* _EXERCISE PROMPT_
Nothing in the records may be left out or reworded; return them exactly.

* _DATA SUPPLIED_
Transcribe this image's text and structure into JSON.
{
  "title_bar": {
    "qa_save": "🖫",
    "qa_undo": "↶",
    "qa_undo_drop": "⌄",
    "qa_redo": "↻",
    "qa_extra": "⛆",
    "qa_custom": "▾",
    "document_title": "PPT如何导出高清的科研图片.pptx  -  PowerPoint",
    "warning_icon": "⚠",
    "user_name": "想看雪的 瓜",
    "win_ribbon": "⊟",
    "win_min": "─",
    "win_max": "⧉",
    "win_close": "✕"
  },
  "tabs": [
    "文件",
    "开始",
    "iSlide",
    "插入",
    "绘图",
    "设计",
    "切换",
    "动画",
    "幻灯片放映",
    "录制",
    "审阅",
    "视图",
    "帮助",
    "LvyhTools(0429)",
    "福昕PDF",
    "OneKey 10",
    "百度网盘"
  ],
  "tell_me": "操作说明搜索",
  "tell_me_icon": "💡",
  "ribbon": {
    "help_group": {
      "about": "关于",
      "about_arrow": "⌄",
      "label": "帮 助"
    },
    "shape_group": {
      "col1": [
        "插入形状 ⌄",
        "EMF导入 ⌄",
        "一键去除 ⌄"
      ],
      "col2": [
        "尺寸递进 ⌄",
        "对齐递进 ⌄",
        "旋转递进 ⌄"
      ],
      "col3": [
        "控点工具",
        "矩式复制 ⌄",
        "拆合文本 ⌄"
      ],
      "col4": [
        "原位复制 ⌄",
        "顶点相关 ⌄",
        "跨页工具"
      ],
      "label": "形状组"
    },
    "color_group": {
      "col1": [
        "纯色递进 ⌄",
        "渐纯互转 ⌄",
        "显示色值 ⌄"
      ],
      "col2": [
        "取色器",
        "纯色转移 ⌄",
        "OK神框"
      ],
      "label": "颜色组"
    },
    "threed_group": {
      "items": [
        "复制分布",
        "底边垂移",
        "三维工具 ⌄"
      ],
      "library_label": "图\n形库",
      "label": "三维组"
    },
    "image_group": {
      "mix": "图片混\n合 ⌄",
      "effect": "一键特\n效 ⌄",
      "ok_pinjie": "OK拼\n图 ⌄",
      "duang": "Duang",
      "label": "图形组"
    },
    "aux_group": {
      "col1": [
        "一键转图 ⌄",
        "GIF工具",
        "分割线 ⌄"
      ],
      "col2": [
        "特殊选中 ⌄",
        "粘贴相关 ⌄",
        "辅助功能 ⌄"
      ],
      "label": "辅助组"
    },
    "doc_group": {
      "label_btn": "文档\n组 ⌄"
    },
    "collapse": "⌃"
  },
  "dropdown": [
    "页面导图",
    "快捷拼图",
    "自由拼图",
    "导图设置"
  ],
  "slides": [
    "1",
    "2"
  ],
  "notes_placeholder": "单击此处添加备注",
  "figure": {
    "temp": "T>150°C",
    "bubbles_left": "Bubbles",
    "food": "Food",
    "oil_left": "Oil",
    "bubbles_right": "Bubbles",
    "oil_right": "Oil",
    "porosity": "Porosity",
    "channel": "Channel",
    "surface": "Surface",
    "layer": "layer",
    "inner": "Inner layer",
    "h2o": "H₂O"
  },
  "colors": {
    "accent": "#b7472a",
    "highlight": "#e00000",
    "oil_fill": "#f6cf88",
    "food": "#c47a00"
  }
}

* _RESULT FOR THIS TASK_
Transcribe this image's text and structure into JSON.
{
  "title_bar": {
    "qa_save": "🖫",
    "qa_undo": "↶",
    "qa_undo_drop": "⌄",
    "qa_redo": "↻",
    "qa_extra": "⛆",
    "qa_custom": "▾",
    "document_title": "PPT如何导出高清的科研图片.pptx  -  PowerPoint",
    "warning_icon": "⚠",
    "user_name": "想看雪的 瓜",
    "win_ribbon": "⊟",
    "win_min": "─",
    "win_max": "⧉",
    "win_close": "✕"
  },
  "tabs": [
    "文件",
    "开始",
    "iSlide",
    "插入",
    "绘图",
    "设计",
    "切换",
    "动画",
    "幻灯片放映",
    "录制",
    "审阅",
    "视图",
    "帮助",
    "LvyhTools(0429)",
    "福昕PDF",
    "OneKey 10",
    "百度网盘"
  ],
  "tell_me": "操作说明搜索",
  "tell_me_icon": "💡",
  "ribbon": {
    "help_group": {
      "about": "关于",
      "about_arrow": "⌄",
      "label": "帮 助"
    },
    "shape_group": {
      "col1": [
        "插入形状 ⌄",
        "EMF导入 ⌄",
        "一键去除 ⌄"
      ],
      "col2": [
        "尺寸递进 ⌄",
        "对齐递进 ⌄",
        "旋转递进 ⌄"
      ],
      "col3": [
        "控点工具",
        "矩式复制 ⌄",
        "拆合文本 ⌄"
      ],
      "col4": [
        "原位复制 ⌄",
        "顶点相关 ⌄",
        "跨页工具"
      ],
      "label": "形状组"
    },
    "color_group": {
      "col1": [
        "纯色递进 ⌄",
        "渐纯互转 ⌄",
        "显示色值 ⌄"
      ],
      "col2": [
        "取色器",
        "纯色转移 ⌄",
        "OK神框"
      ],
      "label": "颜色组"
    },
    "threed_group": {
      "items": [
        "复制分布",
        "底边垂移",
        "三维工具 ⌄"
      ],
      "library_label": "图\n形库",
      "label": "三维组"
    },
    "image_group": {
      "mix": "图片混\n合 ⌄",
      "effect": "一键特\n效 ⌄",
      "ok_pinjie": "OK拼\n图 ⌄",
      "duang": "Duang",
      "label": "图形组"
    },
    "aux_group": {
      "col1": [
        "一键转图 ⌄",
        "GIF工具",
        "分割线 ⌄"
      ],
      "col2": [
        "特殊选中 ⌄",
        "粘贴相关 ⌄",
        "辅助功能 ⌄"
      ],
      "label": "辅助组"
    },
    "doc_group": {
      "label_btn": "文档\n组 ⌄"
    },
    "collapse": "⌃"
  },
  "dropdown": [
    "页面导图",
    "快捷拼图",
    "自由拼图",
    "导图设置"
  ],
  "slides": [
    "1",
    "2"
  ],
  "notes_placeholder": "单击此处添加备注",
  "figure": {
    "temp": "T>150°C",
    "bubbles_left": "Bubbles",
    "food": "Food",
    "oil_left": "Oil",
    "bubbles_right": "Bubbles",
    "oil_right": "Oil",
    "porosity": "Porosity",
    "channel": "Channel",
    "surface": "Surface",
    "layer": "layer",
    "inner": "Inner layer",
    "h2o": "H₂O"
  },
  "colors": {
    "accent": "#b7472a",
    "highlight": "#e00000",
    "oil_fill": "#f6cf88",
    "food": "#c47a00"
  }
}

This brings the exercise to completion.